Bangladesh is generally considered to be very vulnerable to climate change effects because of its unique geographic location, dominance of floodplains, very low average altitude, high population density, elevated level of poverty and overwhelming dependence on nature, its resources and services.
The Ministry of Environment and Forests and its implementing partners: Forest Department, Bangladesh Forest Research Institute, Department of Agriculture Extension, Ministry of Fisheries and Livestock, Ministry of Land and the United Nations Development Programme in Bangladesh, are working to reduce the vulnerabilities of coastal communities and increase their resilience to the impacts of climate change. IUCN Bangladesh and the Center for Natural Resource Studies (CNRS) are responsible for the development of adaptation management plans. The project is being implemented in four unions, Naltona, Char Kukri-Mukri, Roypur and Sukchar under the Barguna Sadar, Char Fasson, Anowara and Hatiya upazilas respectively.
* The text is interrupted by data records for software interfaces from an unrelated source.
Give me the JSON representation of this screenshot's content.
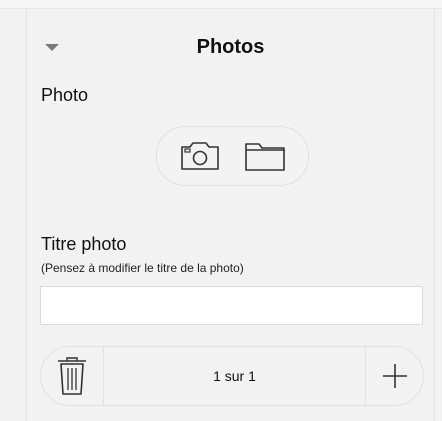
{
  "section": {
    "title": "Photos",
    "collapse_icon": "chevron-down-icon"
  },
  "photo": {
    "label": "Photo",
    "actions": {
      "camera_icon": "camera-icon",
      "folder_icon": "folder-icon"
    }
  },
  "titre": {
    "label": "Titre photo",
    "hint": "(Pensez à modifier le titre de la photo)",
    "value": "",
    "placeholder": ""
  },
  "pager": {
    "text": "1 sur 1",
    "delete_icon": "trash-icon",
    "add_icon": "plus-icon"
  }
}
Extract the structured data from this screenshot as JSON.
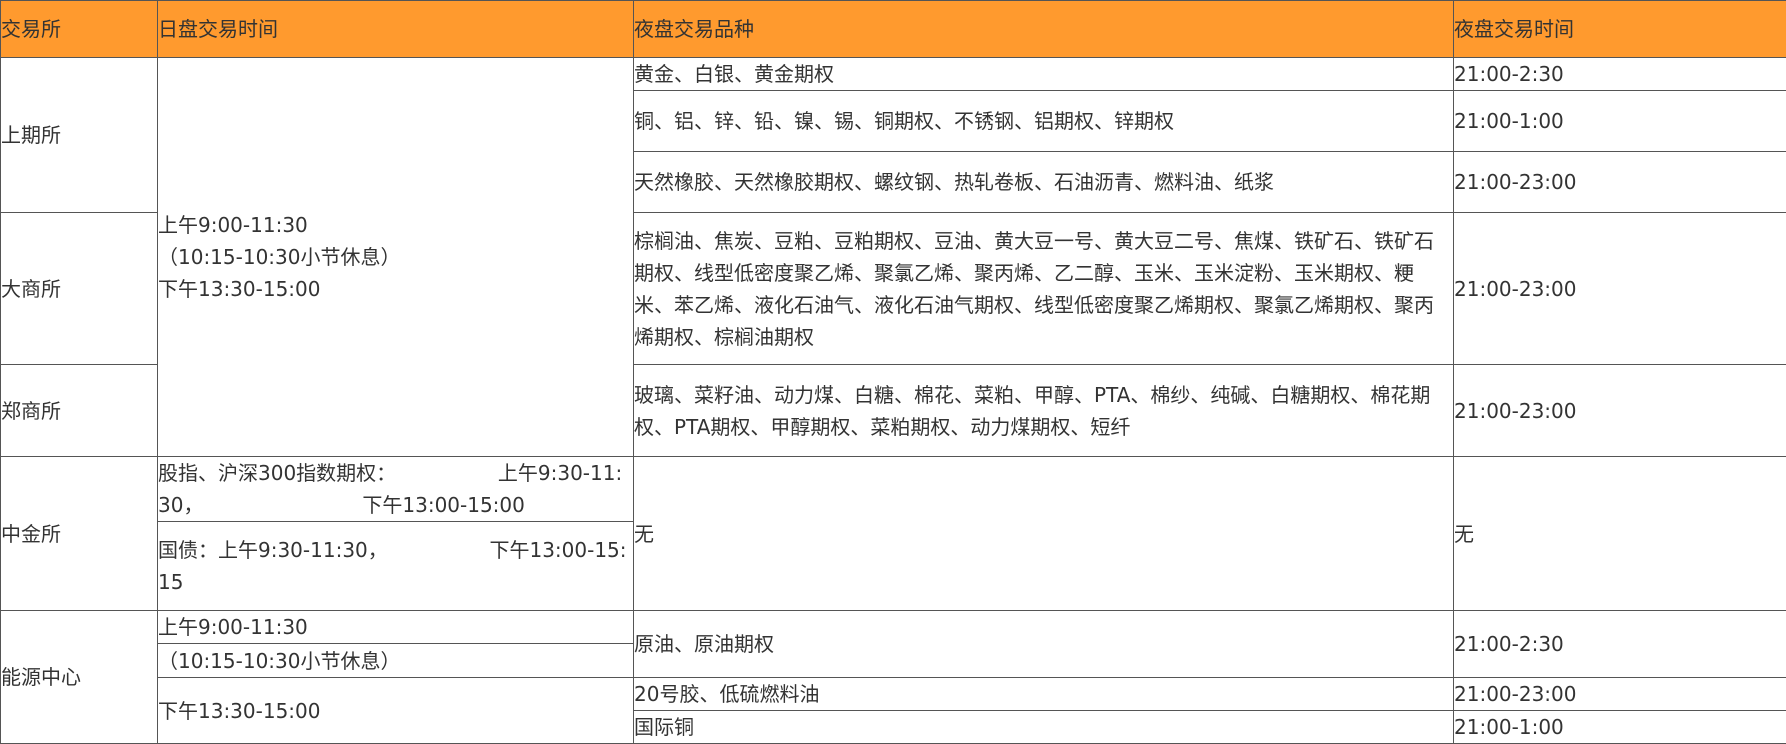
{
  "table": {
    "headers": [
      "交易所",
      "日盘交易时间",
      "夜盘交易品种",
      "夜盘交易时间"
    ],
    "shfe": {
      "exchange": "上期所",
      "rows": [
        {
          "products": "黄金、白银、黄金期权",
          "time": "21:00-2:30"
        },
        {
          "products": "铜、铝、锌、铅、镍、锡、铜期权、不锈钢、铝期权、锌期权",
          "time": "21:00-1:00"
        },
        {
          "products": "天然橡胶、天然橡胶期权、螺纹钢、热轧卷板、石油沥青、燃料油、纸浆",
          "time": "21:00-23:00"
        }
      ]
    },
    "shared_day_session": {
      "line1": "上午9:00-11:30",
      "line2": "（10:15-10:30小节休息）",
      "line3": "下午13:30-15:00"
    },
    "dce": {
      "exchange": "大商所",
      "products": "棕榈油、焦炭、豆粕、豆粕期权、豆油、黄大豆一号、黄大豆二号、焦煤、铁矿石、铁矿石期权、线型低密度聚乙烯、聚氯乙烯、聚丙烯、乙二醇、玉米、玉米淀粉、玉米期权、粳米、苯乙烯、液化石油气、液化石油气期权、线型低密度聚乙烯期权、聚氯乙烯期权、聚丙烯期权、棕榈油期权",
      "time": "21:00-23:00"
    },
    "czce": {
      "exchange": "郑商所",
      "products": "玻璃、菜籽油、动力煤、白糖、棉花、菜粕、甲醇、PTA、棉纱、纯碱、白糖期权、棉花期权、PTA期权、甲醇期权、菜粕期权、动力煤期权、短纤",
      "time": "21:00-23:00"
    },
    "cffex": {
      "exchange": "中金所",
      "day_index": "股指、沪深300指数期权：                上午9:30-11:30，                         下午13:00-15:00",
      "day_bond": "国债：上午9:30-11:30，                下午13:00-15:15",
      "products": "无",
      "time": "无"
    },
    "ine": {
      "exchange": "能源中心",
      "day_line1": "上午9:00-11:30",
      "day_line2": "（10:15-10:30小节休息）",
      "day_line3": "下午13:30-15:00",
      "rows": [
        {
          "products": "原油、原油期权",
          "time": "21:00-2:30"
        },
        {
          "products": "20号胶、低硫燃料油",
          "time": "21:00-23:00"
        },
        {
          "products": "国际铜",
          "time": "21:00-1:00"
        }
      ]
    }
  }
}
Key activities
- Capture general information, and specific socio-economic and environmental baselines for the targeted upazilas
- Identify factors contributing to vulnerability of each location
- Develop action plans, including a monitoring and evaluation framework, and options for coastal afforestation and climate resilient livelihoods.
- Produced adaptation management plans for each union.
- Identified 15,000 beneficiary families to be involved in the establishment of nurseries and plantations, and an additional 12,200 people to receive training
- Of the above group 1,150 families were identified for training on improved livelihood options, including 360 in poultry and livestock and 60 in modern aquaculture
- Assessed needs for early warning information and disaster preparedness in the targeted areas
- All action plans, monitoring and evaluation framework and proposal for institutional and policy arrangements were validated by stakeholders.
This project was supported by the United Nations Development Programme (UNDP).